When three very different girls find a mysterious invitation to a lavish mansion, the promise of adventure and mischief is too intriguing to pass up.
Ofelia Castillo (a budding journalist), Aster Douglas (a bookish foodie), and Cat Garcia (a rule-abiding birdwatcher) meet the kid behind the invite, Lane DiSanti, and it isn’t love at first sight. But they soon bond over a shared mission to get the Floras, their local Scouts, to ditch an outdated tradition. In their quest for justice, independence, and an unforgettable summer, the girls form their own troop and find something they didn’t know they needed: sisterhood.
Birdwatching tips. Information about crystals. Cookie recipe. Writing tips. Instructions for DIY badges. Author’s note. Bibliography.
Scholastic Reading Counts
Lane Disanti is spending the summer with her grandmother as she tries to get used to a newly fractured family. Lane decides to create a secret club to make some friends of her own. Banking on anonymity and mystery being an enticement, she drops invitations into programming bags at the library. Three very different girls find the invitations and attend the first meeting. Ofelia Castillo is a budding 12-year-old reporter always on the hunt for the next big story. Having overprotective parents means Ofelia has little opportunity to put her sleuthing skills to good use. Aster Douglas lives with her grandpa, who homeschools her and teaches her the art of civil disobedience. She whips up culinary delights to distract her from the absence of a father who died in combat and a mother stationed in Japan. Catarina Garcia is a young ornithologist trapped by her mother’s desire to see her wearing the feathery crown of the Floras, the local Scouts. The other Floras members, including her old best friend Alice, make fun of her ideas about bird preservation. The four girls learn about friendship as they grow to support one another over a common cause. This story is a wonderful look at the complex and fragile nature of friendships. Pérez skillfully examines themes of change, allowing each girl to shine, and their unique character arcs are creatively explored. A perfect title for school and public libraries seeking realistic books about friendship.

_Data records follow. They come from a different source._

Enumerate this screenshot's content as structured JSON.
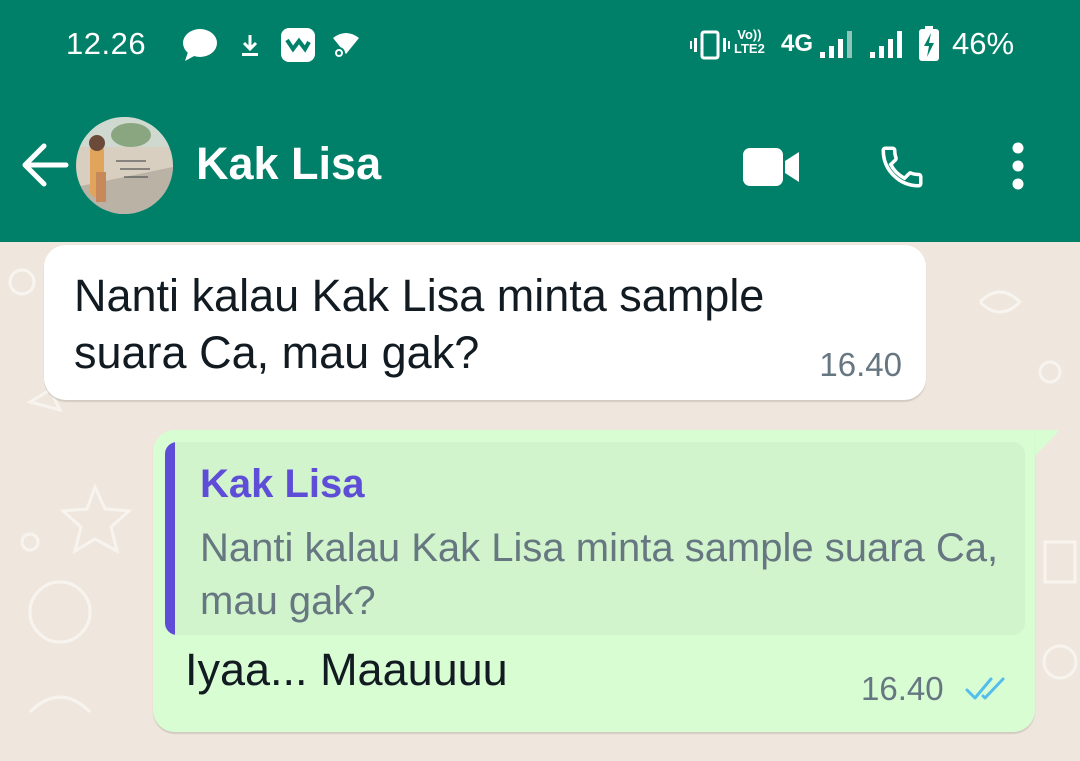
{
  "status_bar": {
    "time": "12.26",
    "volte_line1": "Vo))",
    "volte_line2": "LTE2",
    "network": "4G",
    "battery": "46%",
    "icons": [
      "chat-notification-icon",
      "download-icon",
      "app-notification-icon",
      "wifi-key-icon",
      "vibrate-icon",
      "signal-icon",
      "signal-icon",
      "battery-charging-icon"
    ]
  },
  "header": {
    "contact_name": "Kak Lisa",
    "actions": [
      "video-call-icon",
      "voice-call-icon",
      "more-options-icon"
    ]
  },
  "messages": [
    {
      "direction": "incoming",
      "text": "Nanti kalau Kak Lisa minta sample suara Ca, mau gak?",
      "time": "16.40"
    },
    {
      "direction": "outgoing",
      "quote": {
        "author": "Kak Lisa",
        "text": "Nanti kalau Kak Lisa minta sample suara Ca, mau gak?"
      },
      "text": "Iyaa... Maauuuu",
      "time": "16.40",
      "status": "read"
    }
  ],
  "colors": {
    "header": "#008069",
    "chat_background": "#efe7dd",
    "incoming_bubble": "#ffffff",
    "outgoing_bubble": "#d9fdd3",
    "quote_accent": "#5e4dd6",
    "read_ticks": "#53bdeb"
  }
}
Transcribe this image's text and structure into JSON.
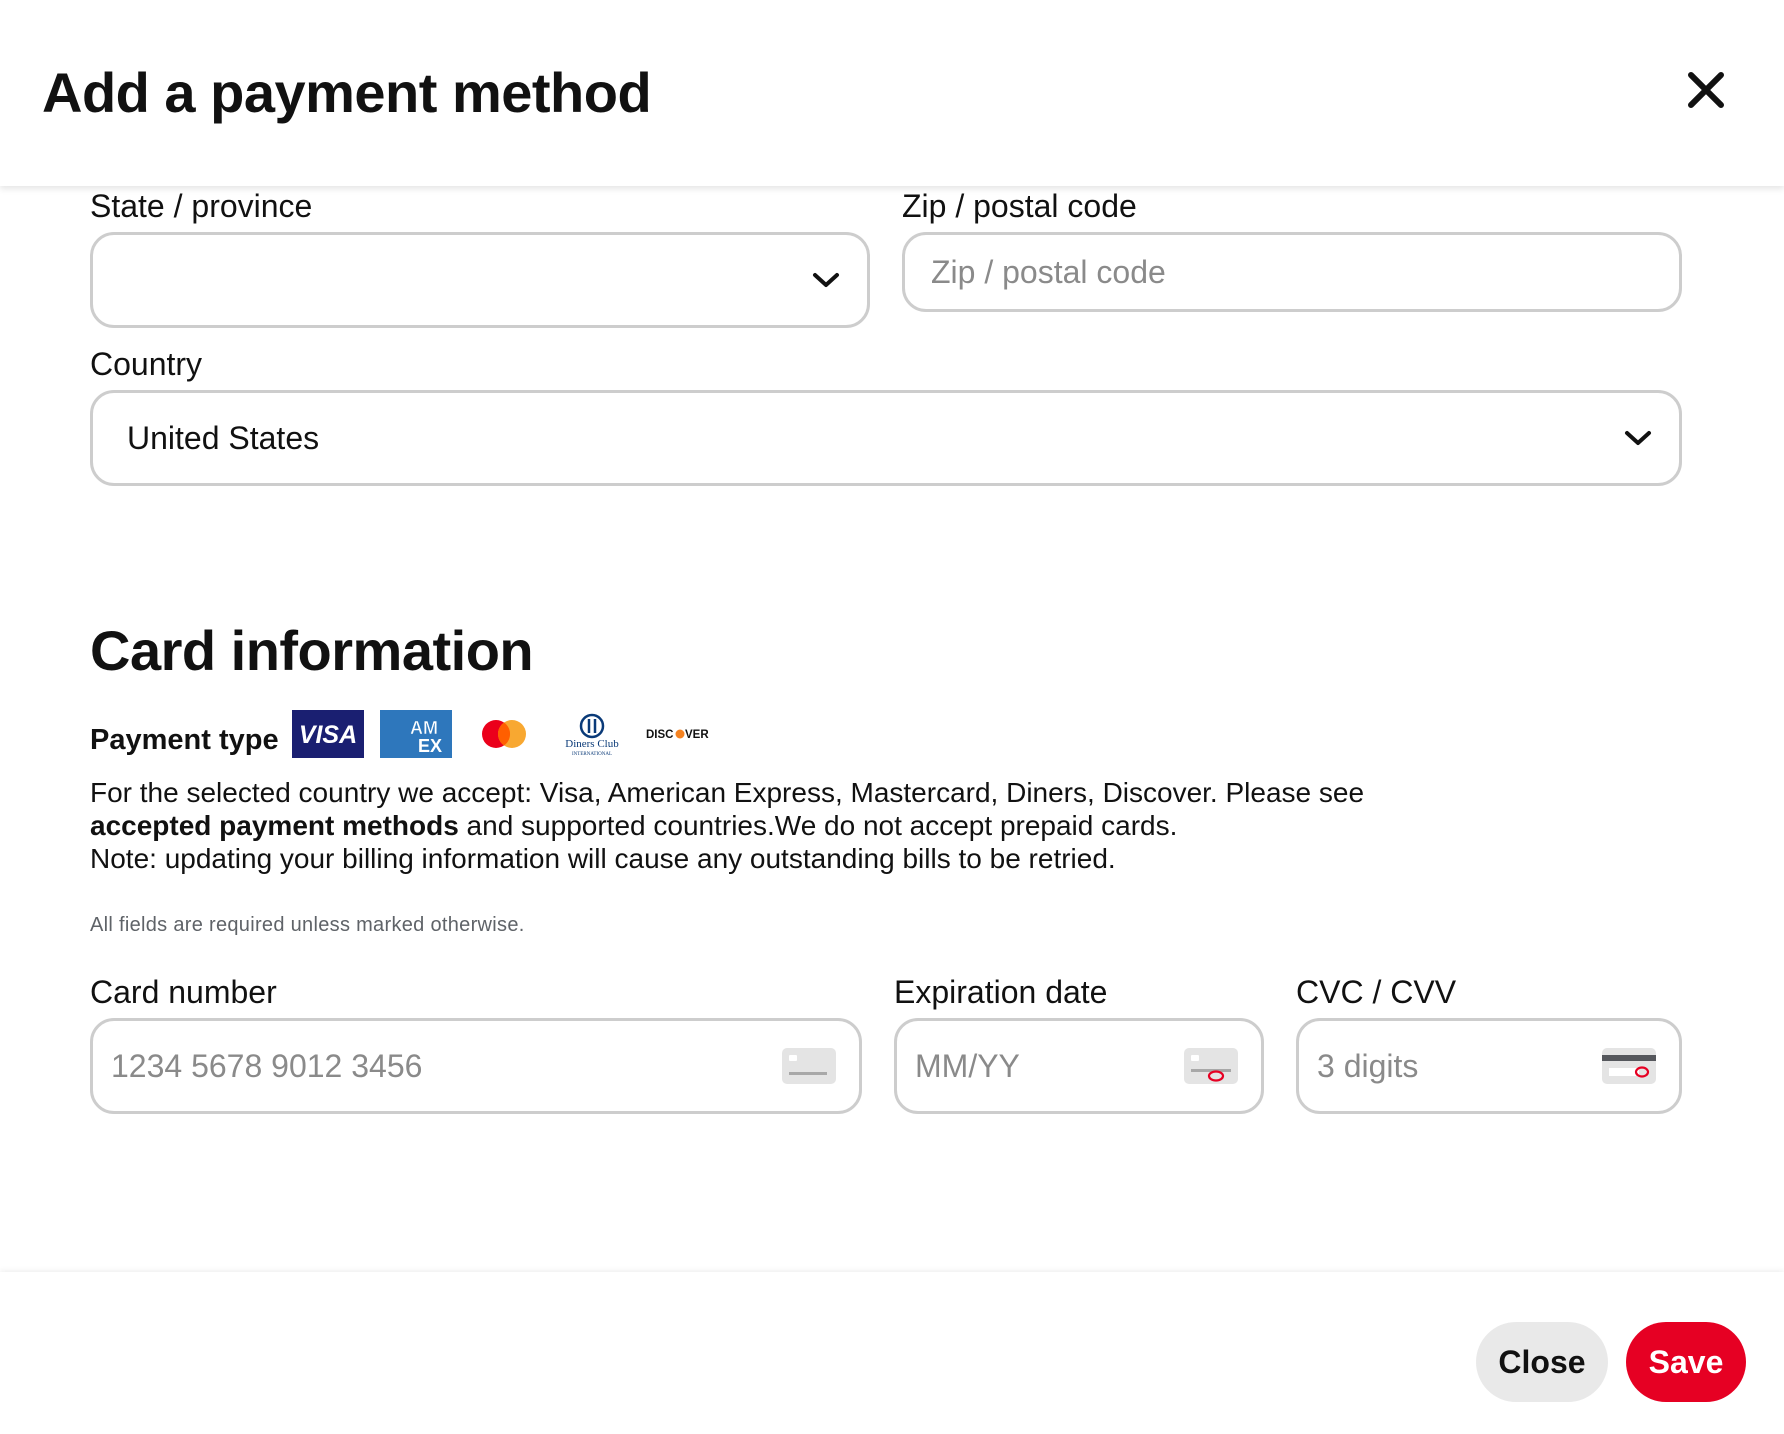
{
  "modal": {
    "title": "Add a payment method"
  },
  "address": {
    "state_label": "State / province",
    "state_value": "",
    "zip_label": "Zip / postal code",
    "zip_placeholder": "Zip / postal code",
    "country_label": "Country",
    "country_value": "United States"
  },
  "card_info": {
    "title": "Card information",
    "payment_type_label": "Payment type",
    "logos": {
      "visa": "VISA",
      "amex": "AM EX",
      "diners": "Diners Club International",
      "discover": "DISCOVER"
    },
    "accepted_text_1": "For the selected country we accept: Visa, American Express, Mastercard, Diners, Discover. Please see",
    "accepted_link": "accepted payment methods",
    "accepted_text_2": " and supported countries.We do not accept prepaid cards.",
    "note_text": "Note: updating your billing information will cause any outstanding bills to be retried.",
    "required_note": "All fields are required unless marked otherwise.",
    "card_number_label": "Card number",
    "card_number_placeholder": "1234 5678 9012 3456",
    "expiration_label": "Expiration date",
    "expiration_placeholder": "MM/YY",
    "cvc_label": "CVC / CVV",
    "cvc_placeholder": "3 digits"
  },
  "footer": {
    "close_label": "Close",
    "save_label": "Save"
  },
  "colors": {
    "brand_red": "#e60023",
    "visa_blue": "#1a1f71",
    "amex_blue": "#2e77bc",
    "border_gray": "#cdcdcd"
  }
}
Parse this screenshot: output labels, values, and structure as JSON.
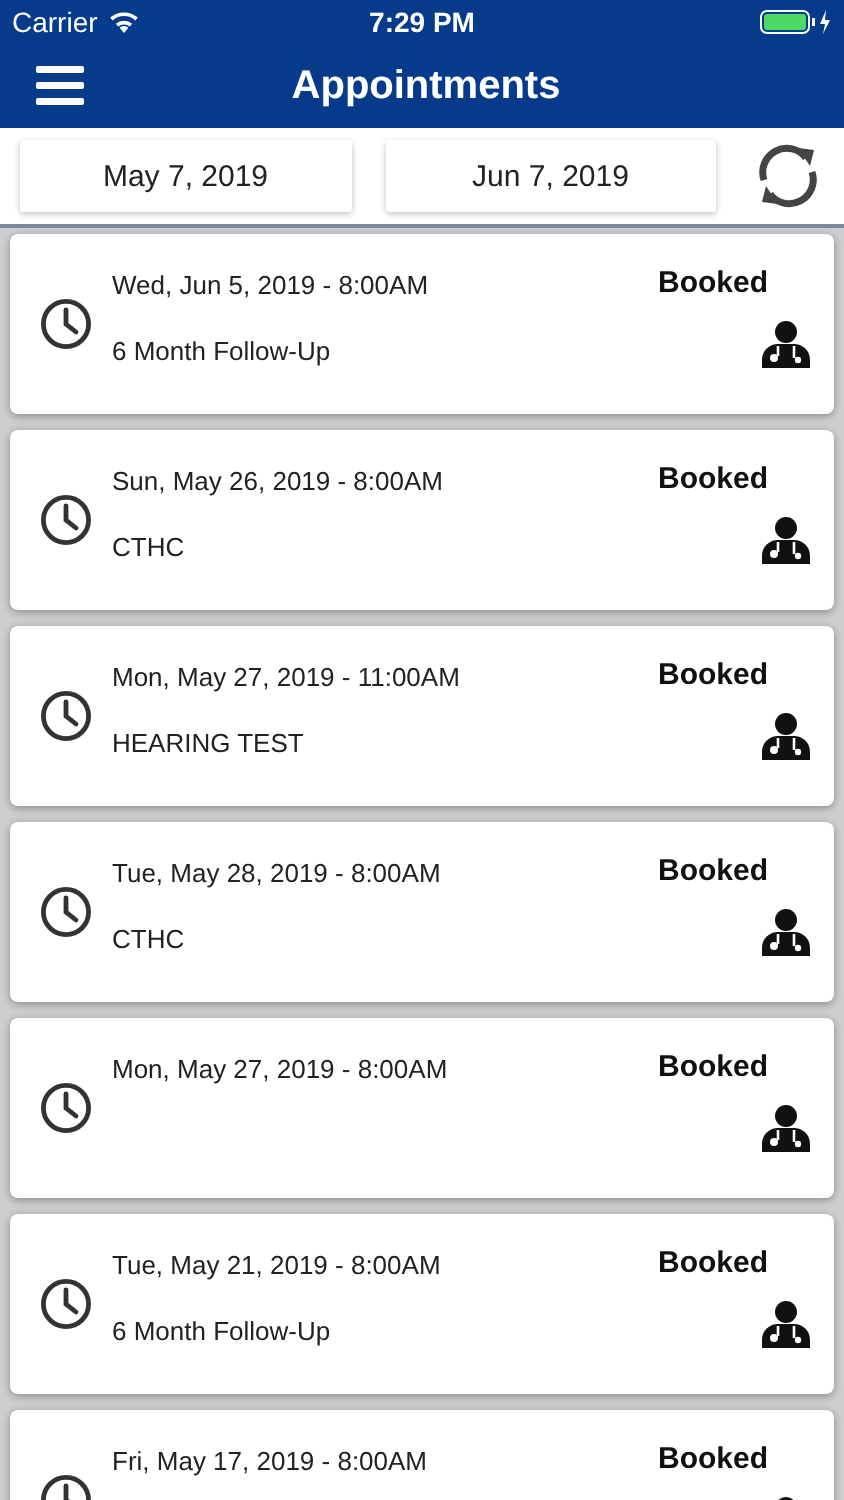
{
  "status_bar": {
    "carrier": "Carrier",
    "time": "7:29 PM"
  },
  "header": {
    "title": "Appointments"
  },
  "date_range": {
    "start": "May 7, 2019",
    "end": "Jun 7, 2019"
  },
  "appointments": [
    {
      "datetime": "Wed, Jun 5, 2019 - 8:00AM",
      "status": "Booked",
      "description": "6 Month Follow-Up"
    },
    {
      "datetime": "Sun, May 26, 2019 - 8:00AM",
      "status": "Booked",
      "description": "CTHC"
    },
    {
      "datetime": "Mon, May 27, 2019 - 11:00AM",
      "status": "Booked",
      "description": "HEARING TEST"
    },
    {
      "datetime": "Tue, May 28, 2019 - 8:00AM",
      "status": "Booked",
      "description": "CTHC"
    },
    {
      "datetime": "Mon, May 27, 2019 - 8:00AM",
      "status": "Booked"
    },
    {
      "datetime": "Tue, May 21, 2019 - 8:00AM",
      "status": "Booked",
      "description": "6 Month Follow-Up"
    },
    {
      "datetime": "Fri, May 17, 2019 - 8:00AM",
      "status": "Booked"
    }
  ]
}
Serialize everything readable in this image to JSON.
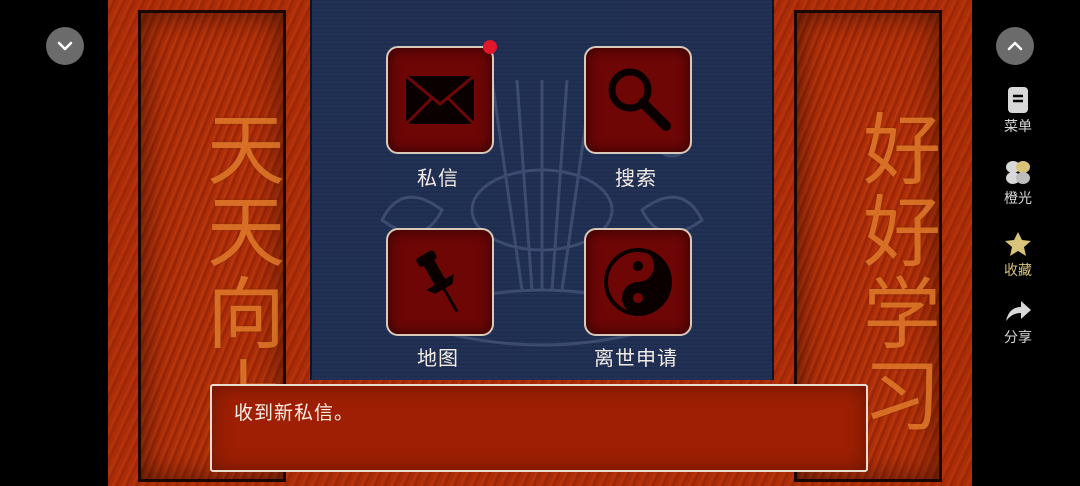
{
  "banners": {
    "left_text": "天天向上",
    "right_text": "好好学习"
  },
  "menu": {
    "items": [
      {
        "label": "私信",
        "icon": "envelope-icon",
        "has_notification": true
      },
      {
        "label": "搜索",
        "icon": "magnifier-icon",
        "has_notification": false
      },
      {
        "label": "地图",
        "icon": "pushpin-icon",
        "has_notification": false
      },
      {
        "label": "离世申请",
        "icon": "yin-yang-icon",
        "has_notification": false
      }
    ]
  },
  "dialog": {
    "text": "收到新私信。"
  },
  "sidebar": {
    "items": [
      {
        "label": "菜单",
        "icon": "menu-icon"
      },
      {
        "label": "橙光",
        "icon": "orange-light-icon"
      },
      {
        "label": "收藏",
        "icon": "star-icon"
      },
      {
        "label": "分享",
        "icon": "share-icon"
      }
    ]
  },
  "colors": {
    "tile_fill": "#6e0606",
    "board_blue": "#1f2d4f",
    "frame_red": "#a52a08",
    "notification": "#e3162a",
    "calligraphy": "#e07a2a"
  }
}
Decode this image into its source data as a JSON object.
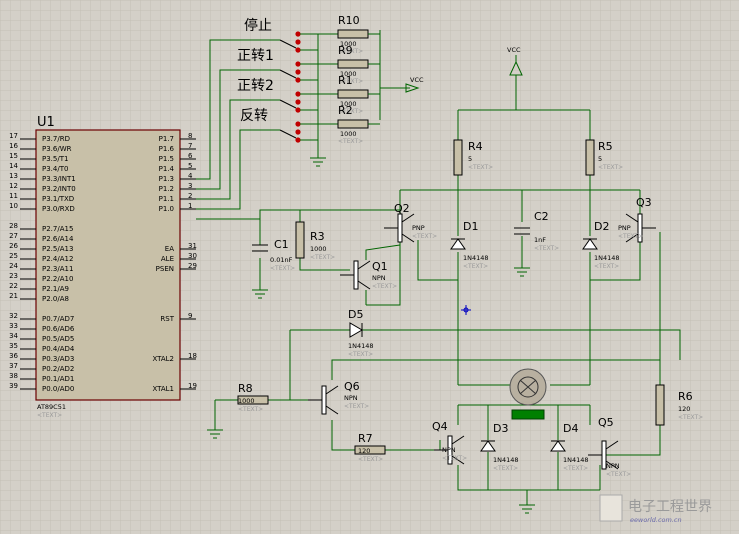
{
  "mcu": {
    "ref": "U1",
    "part": "AT89C51",
    "text": "<TEXT>",
    "left_pins": [
      {
        "num": "17",
        "name": "P3.7/RD"
      },
      {
        "num": "16",
        "name": "P3.6/WR"
      },
      {
        "num": "15",
        "name": "P3.5/T1"
      },
      {
        "num": "14",
        "name": "P3.4/T0"
      },
      {
        "num": "13",
        "name": "P3.3/INT1"
      },
      {
        "num": "12",
        "name": "P3.2/INT0"
      },
      {
        "num": "11",
        "name": "P3.1/TXD"
      },
      {
        "num": "10",
        "name": "P3.0/RXD"
      },
      {
        "num": "28",
        "name": "P2.7/A15"
      },
      {
        "num": "27",
        "name": "P2.6/A14"
      },
      {
        "num": "26",
        "name": "P2.5/A13"
      },
      {
        "num": "25",
        "name": "P2.4/A12"
      },
      {
        "num": "24",
        "name": "P2.3/A11"
      },
      {
        "num": "23",
        "name": "P2.2/A10"
      },
      {
        "num": "22",
        "name": "P2.1/A9"
      },
      {
        "num": "21",
        "name": "P2.0/A8"
      },
      {
        "num": "32",
        "name": "P0.7/AD7"
      },
      {
        "num": "33",
        "name": "P0.6/AD6"
      },
      {
        "num": "34",
        "name": "P0.5/AD5"
      },
      {
        "num": "35",
        "name": "P0.4/AD4"
      },
      {
        "num": "36",
        "name": "P0.3/AD3"
      },
      {
        "num": "37",
        "name": "P0.2/AD2"
      },
      {
        "num": "38",
        "name": "P0.1/AD1"
      },
      {
        "num": "39",
        "name": "P0.0/AD0"
      }
    ],
    "right_pins": [
      {
        "num": "8",
        "name": "P1.7"
      },
      {
        "num": "7",
        "name": "P1.6"
      },
      {
        "num": "6",
        "name": "P1.5"
      },
      {
        "num": "5",
        "name": "P1.4"
      },
      {
        "num": "4",
        "name": "P1.3"
      },
      {
        "num": "3",
        "name": "P1.2"
      },
      {
        "num": "2",
        "name": "P1.1"
      },
      {
        "num": "1",
        "name": "P1.0"
      },
      {
        "num": "31",
        "name": "EA"
      },
      {
        "num": "30",
        "name": "ALE"
      },
      {
        "num": "29",
        "name": "PSEN"
      },
      {
        "num": "9",
        "name": "RST"
      },
      {
        "num": "18",
        "name": "XTAL2"
      },
      {
        "num": "19",
        "name": "XTAL1"
      }
    ]
  },
  "switches": [
    {
      "label": "停止",
      "res": "R10",
      "val": "1000"
    },
    {
      "label": "正转1",
      "res": "R9",
      "val": "1000"
    },
    {
      "label": "正转2",
      "res": "R1",
      "val": "1000"
    },
    {
      "label": "反转",
      "res": "R2",
      "val": "1000"
    }
  ],
  "vcc_label": "VCC",
  "text_tag": "<TEXT>",
  "parts": {
    "r4": {
      "ref": "R4",
      "val": "5"
    },
    "r5": {
      "ref": "R5",
      "val": "5"
    },
    "r3": {
      "ref": "R3",
      "val": "1000"
    },
    "r8": {
      "ref": "R8",
      "val": "1000"
    },
    "r7": {
      "ref": "R7",
      "val": "120"
    },
    "r6": {
      "ref": "R6",
      "val": "120"
    },
    "c1": {
      "ref": "C1",
      "val": "0.01nF"
    },
    "c2": {
      "ref": "C2",
      "val": "1nF"
    },
    "d1": {
      "ref": "D1",
      "val": "1N4148"
    },
    "d2": {
      "ref": "D2",
      "val": "1N4148"
    },
    "d3": {
      "ref": "D3",
      "val": "1N4148"
    },
    "d4": {
      "ref": "D4",
      "val": "1N4148"
    },
    "d5": {
      "ref": "D5",
      "val": "1N4148"
    },
    "q1": {
      "ref": "Q1",
      "type": "NPN"
    },
    "q2": {
      "ref": "Q2",
      "type": "PNP"
    },
    "q3": {
      "ref": "Q3",
      "type": "PNP"
    },
    "q4": {
      "ref": "Q4",
      "type": "NPN"
    },
    "q5": {
      "ref": "Q5",
      "type": "NPN"
    },
    "q6": {
      "ref": "Q6",
      "type": "NPN"
    }
  },
  "watermark": {
    "text": "电子工程世界",
    "url": "eeworld.com.cn"
  },
  "colors": {
    "bg": "#d4d0c8",
    "wire": "#006400",
    "body": "#c8c0a8",
    "switch_red": "#c00000"
  }
}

In alternating chapters, readers meet lonely, artistic Lane DiSanti; bird-lover Cat Garcia; cooking whiz Aster Douglas; and aspiring journalist Ofelia Castillo. Spending an enforced summer vacation in sleepy Sabal Palms, Florida, with her wealthy grandmother, Lane decides to form a club and surreptitiously places invitations all around town to an “Inaugural Meeting of the Ostentation of Others and Outsiders.” With realistic awkwardness, the four girls gradually forge a friendship, united by a common cause: stopping the Floras, the town’s traditional girls’ club, from bestowing its ceremonial feathered hat at the annual Miss Floras contest (Cat calls the hat “bird murder”). Acts of resistance involving stickers, plastic flamingos, and attempted hat theft don’t always go smoothly and result in frank discussions of privilege and risk among the friends, a diverse group in terms of ethnicity as well as class (e.g., Ofelia’s mother is employed by Lane’s grandmother). Pérez’s (The First Rule of Punk, rev. 7/17) third-person narrative, with chapters each focusing on one of the four friends, evokes the small-town Florida setting vividly as it balances the ensemble cast and elicits readers’ sympathies for each member, even when the characters don’t understand one another. The Ostentation’s appended handbook provides tips on the girls’ favorite activities, and an author’s note expands on the history of feathered hats and, more broadly, on activism. Perfect for preteens becoming aware that friendships can be complicated, and that the world is more so.